A Trip to the Sensorio Fiber Optic Lighting Installation

The 5-acre display is an impressive use of solar-powered fiber optic lighting technology.

03/18/2020
Printer Friendly, PDF & Email
Sensorio Paso Robles
From the highest vantage point you can look down and see most of the installation. Numerous pathways allow you to meander through these alluring the fields of light. Photo by Randall Whitehead

I took a trip to Paso Robles, CA to see an amazing lighting installation called Sensorio. It was a mesmerizing experience. This vast art piece was created by Bruce Munro. He took five acres of rolling fields and installed over 58,800 stemmed spheres which are lit by fiber optics. We were invited to come and experience the space for an hour before nightfall. 

It was quite impressive to see these vast fields of what look like dandelion "puff balls," spreading for what seemed like miles and miles. Then, as the sky grew darker and the sun dropped below the hills, the space really began to come alive. Walking through the meandering pathways you could see these glowing flower-like orbs in all directions. Gently, they changed colors over time, painting the dark hills with illumination. It was absolutely breathtaking. 

And even though there were other people, you could only see their silhouettes floating through the fields. People spoke in hushed tones, if at all. No flash photography was allowed, so there was nothing to interrupt the ethereal feel. There were no city lights competing with the installation, so you feel like you’re in the middle of nowhere. Perhaps on another planet.

Sensorio Paso Robles
During the day you can see what the installation looks like without a lighting. It’s hard to imagine how long it took for all of these individual orbs to be installed. Photo by Randall Whitehead.

I kind of considered fiber optics as old technology, once light emitting diodes (LEDs) had come onto the market. Once I saw the beauty of it, I can see why the use of fiber optics was the way to go. The color transitions seemed more fluid and the intensity of light much more subtle than LEDs.
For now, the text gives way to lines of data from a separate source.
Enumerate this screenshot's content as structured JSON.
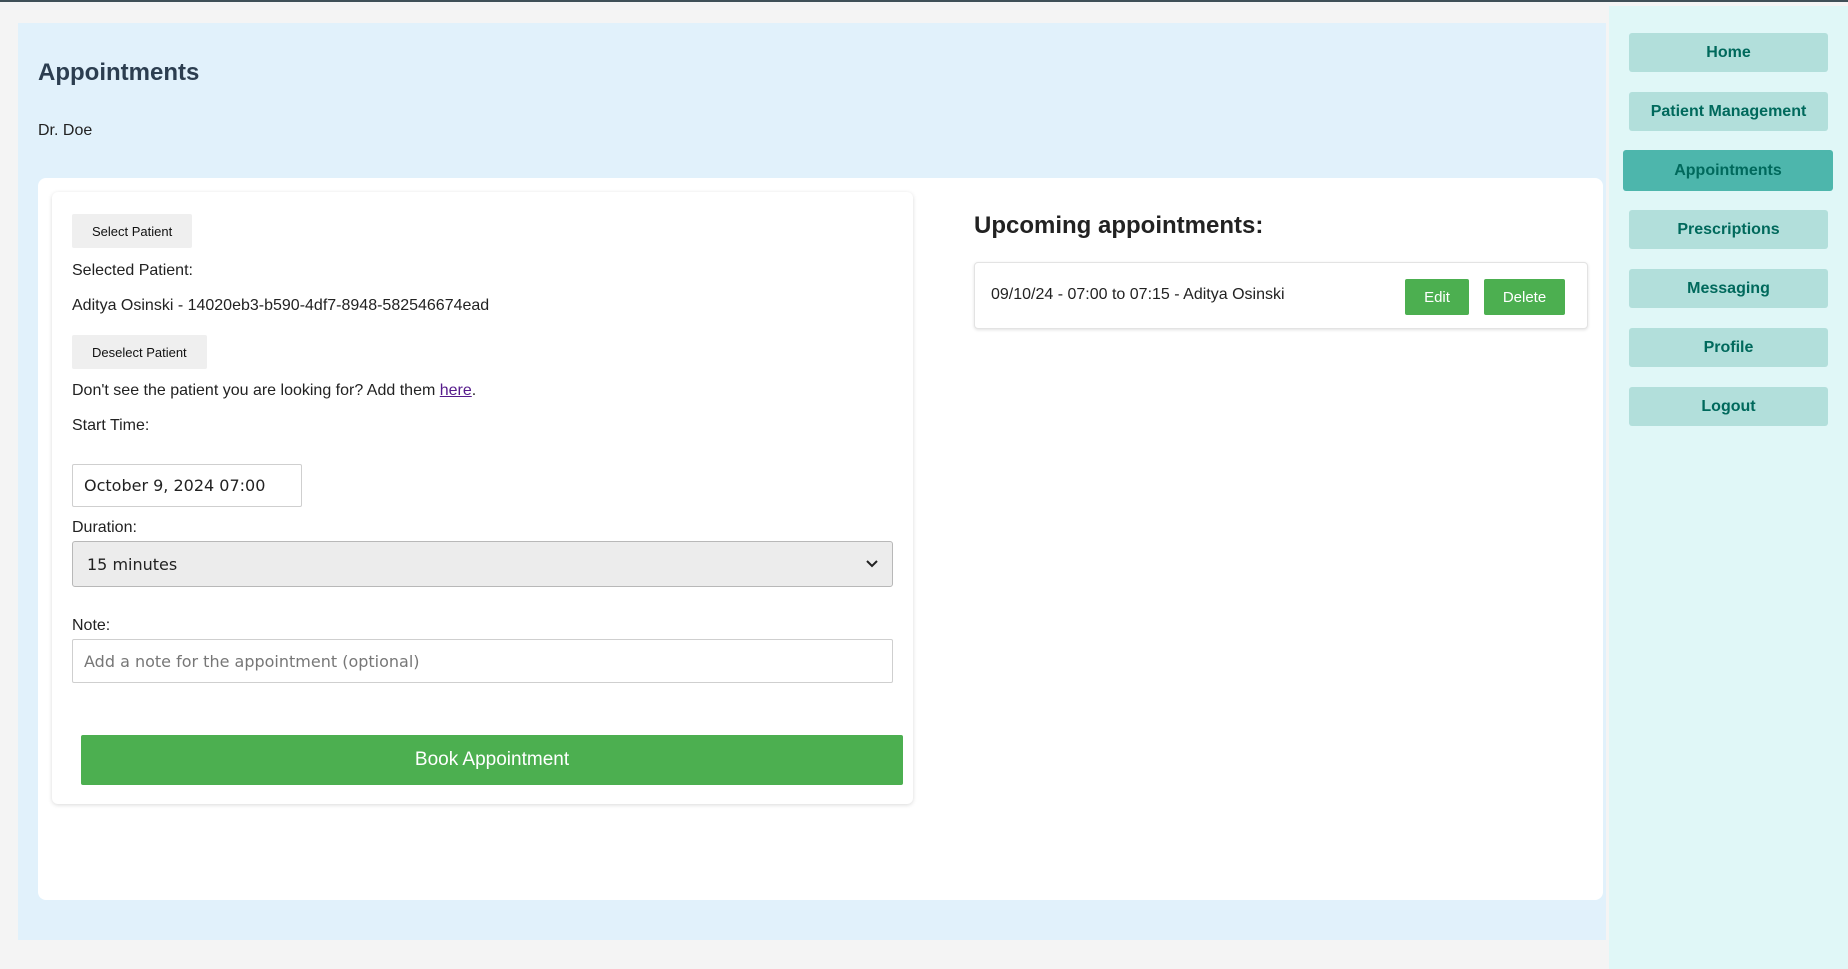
{
  "page": {
    "title": "Appointments",
    "doctor": "Dr. Doe"
  },
  "form": {
    "select_patient_label": "Select Patient",
    "selected_patient_label": "Selected Patient:",
    "selected_patient_value": "Aditya Osinski - 14020eb3-b590-4df7-8948-582546674ead",
    "deselect_patient_label": "Deselect Patient",
    "help_text_prefix": "Don't see the patient you are looking for? Add them ",
    "help_link": "here",
    "help_text_suffix": ".",
    "start_time_label": "Start Time:",
    "start_time_value": "October 9, 2024 07:00",
    "duration_label": "Duration:",
    "duration_value": "15 minutes",
    "note_label": "Note:",
    "note_placeholder": "Add a note for the appointment (optional)",
    "book_label": "Book Appointment"
  },
  "upcoming": {
    "title": "Upcoming appointments:",
    "items": [
      {
        "text": "09/10/24 - 07:00 to 07:15 - Aditya Osinski",
        "edit_label": "Edit",
        "delete_label": "Delete"
      }
    ]
  },
  "sidebar": {
    "items": [
      {
        "label": "Home",
        "active": false
      },
      {
        "label": "Patient Management",
        "active": false
      },
      {
        "label": "Appointments",
        "active": true
      },
      {
        "label": "Prescriptions",
        "active": false
      },
      {
        "label": "Messaging",
        "active": false
      },
      {
        "label": "Profile",
        "active": false
      },
      {
        "label": "Logout",
        "active": false
      }
    ]
  },
  "colors": {
    "primary_green": "#4caf50",
    "sidebar_bg": "#e0f7f7",
    "nav_button": "#b2dfdb",
    "nav_active": "#4db6ac",
    "nav_text": "#00695c",
    "main_bg": "#e1f1fb"
  }
}
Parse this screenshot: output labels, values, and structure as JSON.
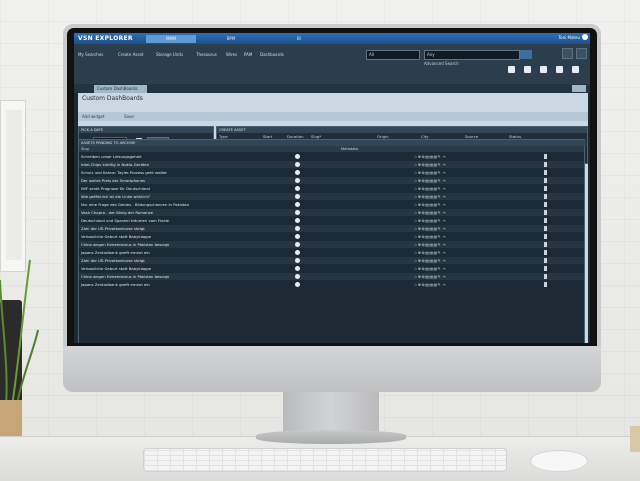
{
  "app": {
    "logo": "VSN EXPLORER",
    "tabs": [
      "MAM",
      "BPM",
      "BI"
    ],
    "active_tab": "MAM",
    "user": "Toni Mateu"
  },
  "menu": [
    "My Searches",
    "Create Asset",
    "Storage Units",
    "Thesaurus",
    "Wires",
    "PAM",
    "Dashboards"
  ],
  "search": {
    "scope": "All",
    "query": "Any",
    "advanced": "Advanced Search"
  },
  "doc_tab": "Custom DashBoards",
  "page": {
    "title": "Custom DashBoards",
    "add_widget": "Add widget",
    "save": "Save"
  },
  "pick_date": {
    "title": "PICK A DATE",
    "date": "08/12/2020",
    "button": "Value"
  },
  "create_asset": {
    "title": "CREATE ASSET",
    "labels": [
      "Type",
      "Start",
      "Duration",
      "Slug*",
      "Origin",
      "City",
      "Source",
      "Status"
    ],
    "placeholder": "Select a value",
    "button": "Add"
  },
  "assets": {
    "title": "ASSETS PENDING TO ARCHIVE",
    "col_slug": "Slug",
    "col_meta": "Metadata",
    "rows": [
      "Schreiben unser Leisungsgehalt",
      "Intel-Chips künftig in Nokia-Geräten",
      "Schulz und Kahne: Tayler-Prozess geht weiter",
      "Der wahre Preis der Smartphones",
      "IWF senkt Prognose für Deutschland",
      "Wie gefährlich ist die Linke wirklich?",
      "Nur eine Frage des Geldes - Bildungschancen in Pakistan",
      "Vash Chopra - der König der Romanze",
      "Deutschland und Spanien träumen vom Finale",
      "Zahl der US-Privatkonkurse steigt",
      "Verbauliche Geburt statt Babyklappe",
      "China wegen Extremismus in Pakistan besorgt",
      "Japans Zentralbank greift erneut ein",
      "Zahl der US-Privatkonkurse steigt",
      "Verbauliche Geburt statt Babyklappe",
      "China wegen Extremismus in Pakistan besorgt",
      "Japans Zentralbank greift erneut ein"
    ],
    "row_actions": "☆⊕⊗▤▤▤✎ ✂"
  }
}
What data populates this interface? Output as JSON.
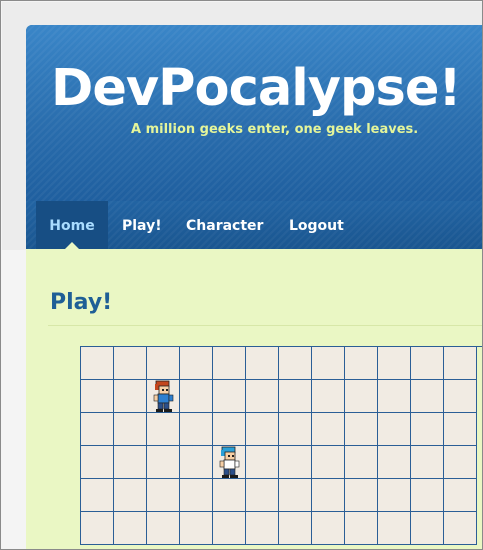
{
  "site": {
    "title": "DevPocalypse!",
    "tagline": "A million geeks enter, one geek leaves."
  },
  "nav": {
    "items": [
      {
        "label": "Home",
        "active": true
      },
      {
        "label": "Play!",
        "active": false
      },
      {
        "label": "Character",
        "active": false
      },
      {
        "label": "Logout",
        "active": false
      }
    ]
  },
  "main": {
    "heading": "Play!"
  },
  "game": {
    "grid": {
      "columns": 12,
      "rows": 6
    },
    "characters": [
      {
        "name": "red-haired-geek",
        "column": 3,
        "row": 2,
        "hair": "#c4461c",
        "shirt": "#2d7fd0"
      },
      {
        "name": "blue-haired-geek",
        "column": 5,
        "row": 4,
        "hair": "#2aa0d8",
        "shirt": "#ffffff"
      }
    ]
  },
  "colors": {
    "header_blue": "#2a6aa8",
    "content_bg": "#eaf7c4",
    "title_text": "#ffffff",
    "tagline_text": "#e4f59a",
    "heading_text": "#1f5f96",
    "grid_line": "#2b5e96",
    "cell_bg": "#f1ebe3"
  }
}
Sensorio Paso Robles
A closeup of the field shows with the port’s look like when they are illuminated. Gradually they change from color to color, creating an undulating carpet of light. Photo by Randall Whitehead.

Impressively, the whole installation is solar powered. None of the solar collectors were visible, so my guess is that they are located on the other side of a distant hill to hide them from view. During the day, you could see the locations of the illuminators. They were housed in black boxes so that you couldn’t see the originating light source. It also felt that the colors were more subtle than we see in LEDs. 

Sensorio Paso Robles
In the middle the image above you can see one of the illuminators, with the fiber optic bundles trailing off along the hillside and into the individual orbs. Photo by Randall Whitehead.

Note: After sunset, it got chilly really fast. I did not dress as warmly as I should have and bought a cup of coffee to hold onto while I strolled through the property, just to stay warm. If you go in the next two months I would recommend a well insulated jacket, a hat, gloves and a scarf. The show closes June 30, 2020. If you do get a chance to go and see it, I would really recommend it. They also have food, drinks and live music so that you can make a night of it. Take a look at their app Sensorio Paso or their website.

Randall Whitehead headshot

Randall Whitehead, IALD, is a professional lighting designer and author. His books include "Residential Lighting, A Practical Guide." Whitehead has worked on projects worldwide, appeared on the Discovery Channel, HGTV and CNN, and he is regular guest on Martha Stewart Living Radio. Visit his website www.randallwhitehead.com for more information on books, upcoming seminars and the latest lighting trends.

Related Content

Quality and customization are the name of the game in U.S.-made home furnishings.  
From AERIN, the Bellvale large-ring chandelier measures 22.25 inches high.
From Elk Lighting, the Berge
This fall, Louis Poulsen introduced P